►

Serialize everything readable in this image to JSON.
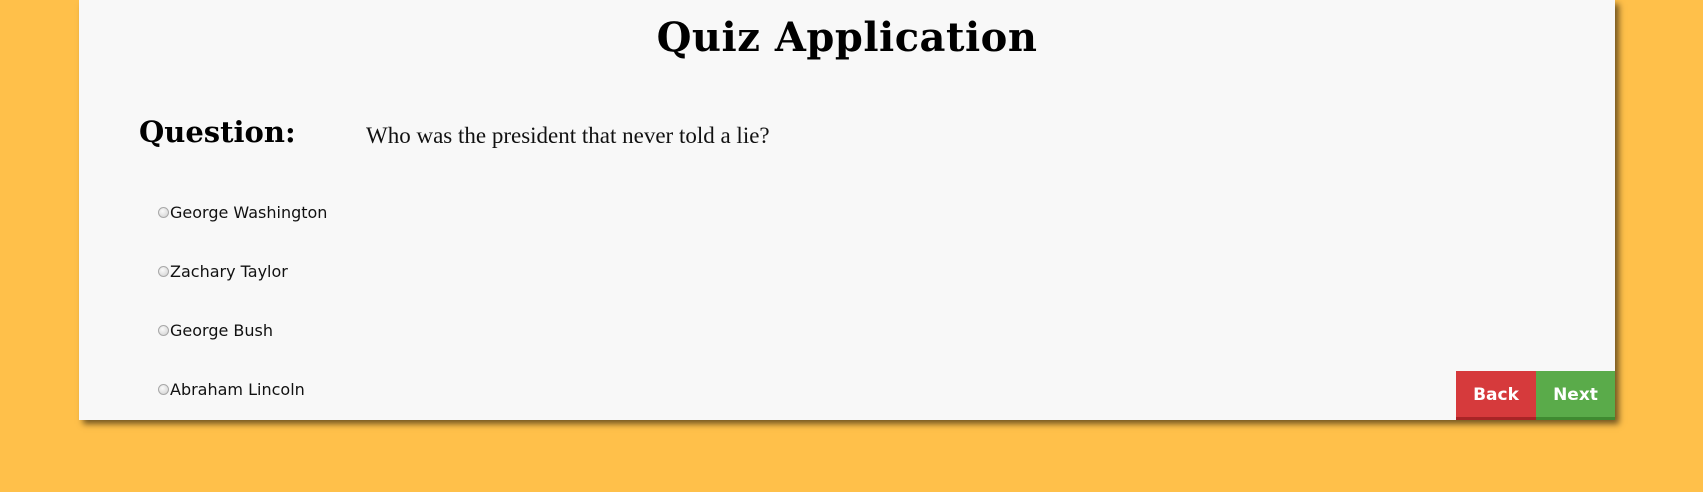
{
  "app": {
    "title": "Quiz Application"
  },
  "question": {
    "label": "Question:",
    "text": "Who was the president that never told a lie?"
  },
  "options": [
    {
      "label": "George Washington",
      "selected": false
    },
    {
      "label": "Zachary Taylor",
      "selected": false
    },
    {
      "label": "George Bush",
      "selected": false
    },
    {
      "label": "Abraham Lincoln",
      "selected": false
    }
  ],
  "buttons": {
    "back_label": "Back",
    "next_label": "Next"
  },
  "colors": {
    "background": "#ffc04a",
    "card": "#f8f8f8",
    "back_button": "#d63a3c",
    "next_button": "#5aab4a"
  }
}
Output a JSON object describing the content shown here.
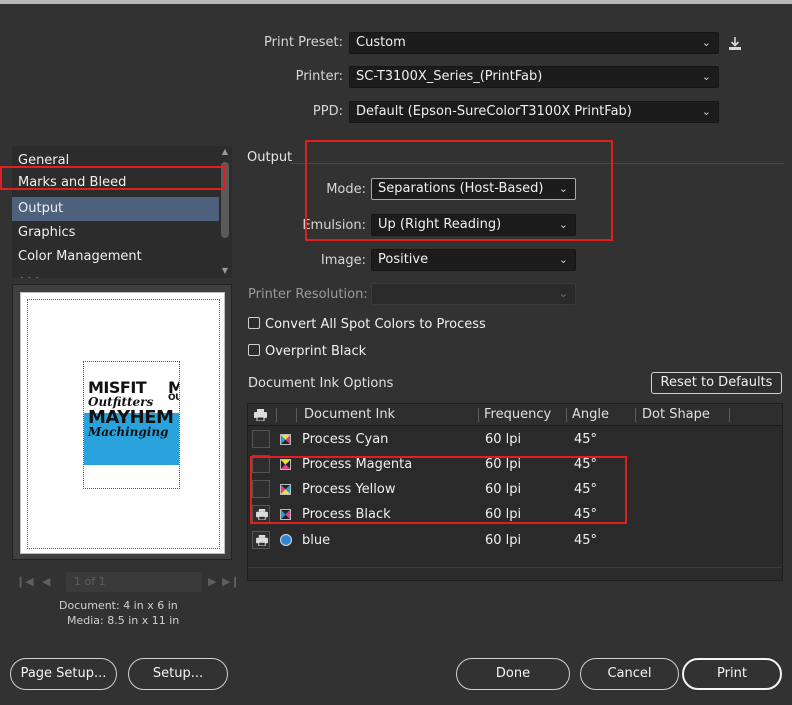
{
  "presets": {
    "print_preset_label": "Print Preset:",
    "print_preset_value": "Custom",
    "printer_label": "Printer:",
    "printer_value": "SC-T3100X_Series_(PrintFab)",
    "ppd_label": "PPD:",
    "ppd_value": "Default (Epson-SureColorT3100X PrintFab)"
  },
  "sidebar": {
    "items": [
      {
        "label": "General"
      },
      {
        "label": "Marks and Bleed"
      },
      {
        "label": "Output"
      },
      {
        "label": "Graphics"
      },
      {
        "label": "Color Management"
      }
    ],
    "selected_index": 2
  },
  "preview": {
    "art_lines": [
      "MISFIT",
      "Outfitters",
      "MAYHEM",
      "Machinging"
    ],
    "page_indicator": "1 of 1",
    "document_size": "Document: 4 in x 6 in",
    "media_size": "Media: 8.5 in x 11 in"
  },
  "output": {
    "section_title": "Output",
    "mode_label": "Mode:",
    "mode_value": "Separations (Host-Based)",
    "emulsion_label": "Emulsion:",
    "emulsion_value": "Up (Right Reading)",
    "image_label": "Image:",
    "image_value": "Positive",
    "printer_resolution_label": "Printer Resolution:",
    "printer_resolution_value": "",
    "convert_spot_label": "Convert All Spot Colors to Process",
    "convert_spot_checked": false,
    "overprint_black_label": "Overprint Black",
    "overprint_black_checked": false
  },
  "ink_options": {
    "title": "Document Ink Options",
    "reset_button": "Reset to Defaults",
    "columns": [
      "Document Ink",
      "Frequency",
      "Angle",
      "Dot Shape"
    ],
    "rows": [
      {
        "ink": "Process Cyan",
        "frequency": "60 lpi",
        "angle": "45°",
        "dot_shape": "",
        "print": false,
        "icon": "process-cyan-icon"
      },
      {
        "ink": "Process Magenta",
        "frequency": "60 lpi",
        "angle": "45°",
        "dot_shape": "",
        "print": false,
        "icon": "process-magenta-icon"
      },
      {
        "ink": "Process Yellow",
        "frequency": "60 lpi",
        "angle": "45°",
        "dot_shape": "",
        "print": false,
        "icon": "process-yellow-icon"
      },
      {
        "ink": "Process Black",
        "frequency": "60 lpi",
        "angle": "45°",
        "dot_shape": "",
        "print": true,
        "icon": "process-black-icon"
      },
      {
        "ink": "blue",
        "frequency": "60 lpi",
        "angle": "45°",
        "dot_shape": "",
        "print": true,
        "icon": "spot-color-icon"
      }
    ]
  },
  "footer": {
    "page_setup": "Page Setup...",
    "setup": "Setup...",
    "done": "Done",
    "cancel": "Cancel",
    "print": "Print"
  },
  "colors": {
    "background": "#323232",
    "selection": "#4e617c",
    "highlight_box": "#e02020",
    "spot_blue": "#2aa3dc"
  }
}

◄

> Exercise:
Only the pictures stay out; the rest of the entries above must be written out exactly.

> Response:
Serialize everything readable in this image to JSON.
{
  "app": {
    "title": "Quiz Application"
  },
  "question": {
    "label": "Question:",
    "text": "Who was the president that never told a lie?"
  },
  "options": [
    {
      "label": "George Washington",
      "selected": false
    },
    {
      "label": "Zachary Taylor",
      "selected": false
    },
    {
      "label": "George Bush",
      "selected": false
    },
    {
      "label": "Abraham Lincoln",
      "selected": false
    }
  ],
  "buttons": {
    "back_label": "Back",
    "next_label": "Next"
  },
  "colors": {
    "background": "#ffc04a",
    "card": "#f8f8f8",
    "back_button": "#d63a3c",
    "next_button": "#5aab4a"
  }
}
Output a JSON object describing the content shown here.
{
  "presets": {
    "print_preset_label": "Print Preset:",
    "print_preset_value": "Custom",
    "printer_label": "Printer:",
    "printer_value": "SC-T3100X_Series_(PrintFab)",
    "ppd_label": "PPD:",
    "ppd_value": "Default (Epson-SureColorT3100X PrintFab)"
  },
  "sidebar": {
    "items": [
      {
        "label": "General"
      },
      {
        "label": "Marks and Bleed"
      },
      {
        "label": "Output"
      },
      {
        "label": "Graphics"
      },
      {
        "label": "Color Management"
      }
    ],
    "selected_index": 2
  },
  "preview": {
    "art_lines": [
      "MISFIT",
      "Outfitters",
      "MAYHEM",
      "Machinging"
    ],
    "page_indicator": "1 of 1",
    "document_size": "Document: 4 in x 6 in",
    "media_size": "Media: 8.5 in x 11 in"
  },
  "output": {
    "section_title": "Output",
    "mode_label": "Mode:",
    "mode_value": "Separations (Host-Based)",
    "emulsion_label": "Emulsion:",
    "emulsion_value": "Up (Right Reading)",
    "image_label": "Image:",
    "image_value": "Positive",
    "printer_resolution_label": "Printer Resolution:",
    "printer_resolution_value": "",
    "convert_spot_label": "Convert All Spot Colors to Process",
    "convert_spot_checked": false,
    "overprint_black_label": "Overprint Black",
    "overprint_black_checked": false
  },
  "ink_options": {
    "title": "Document Ink Options",
    "reset_button": "Reset to Defaults",
    "columns": [
      "Document Ink",
      "Frequency",
      "Angle",
      "Dot Shape"
    ],
    "rows": [
      {
        "ink": "Process Cyan",
        "frequency": "60 lpi",
        "angle": "45°",
        "dot_shape": "",
        "print": false,
        "icon": "process-cyan-icon"
      },
      {
        "ink": "Process Magenta",
        "frequency": "60 lpi",
        "angle": "45°",
        "dot_shape": "",
        "print": false,
        "icon": "process-magenta-icon"
      },
      {
        "ink": "Process Yellow",
        "frequency": "60 lpi",
        "angle": "45°",
        "dot_shape": "",
        "print": false,
        "icon": "process-yellow-icon"
      },
      {
        "ink": "Process Black",
        "frequency": "60 lpi",
        "angle": "45°",
        "dot_shape": "",
        "print": true,
        "icon": "process-black-icon"
      },
      {
        "ink": "blue",
        "frequency": "60 lpi",
        "angle": "45°",
        "dot_shape": "",
        "print": true,
        "icon": "spot-color-icon"
      }
    ]
  },
  "footer": {
    "page_setup": "Page Setup...",
    "setup": "Setup...",
    "done": "Done",
    "cancel": "Cancel",
    "print": "Print"
  },
  "colors": {
    "background": "#323232",
    "selection": "#4e617c",
    "highlight_box": "#e02020",
    "spot_blue": "#2aa3dc"
  }
}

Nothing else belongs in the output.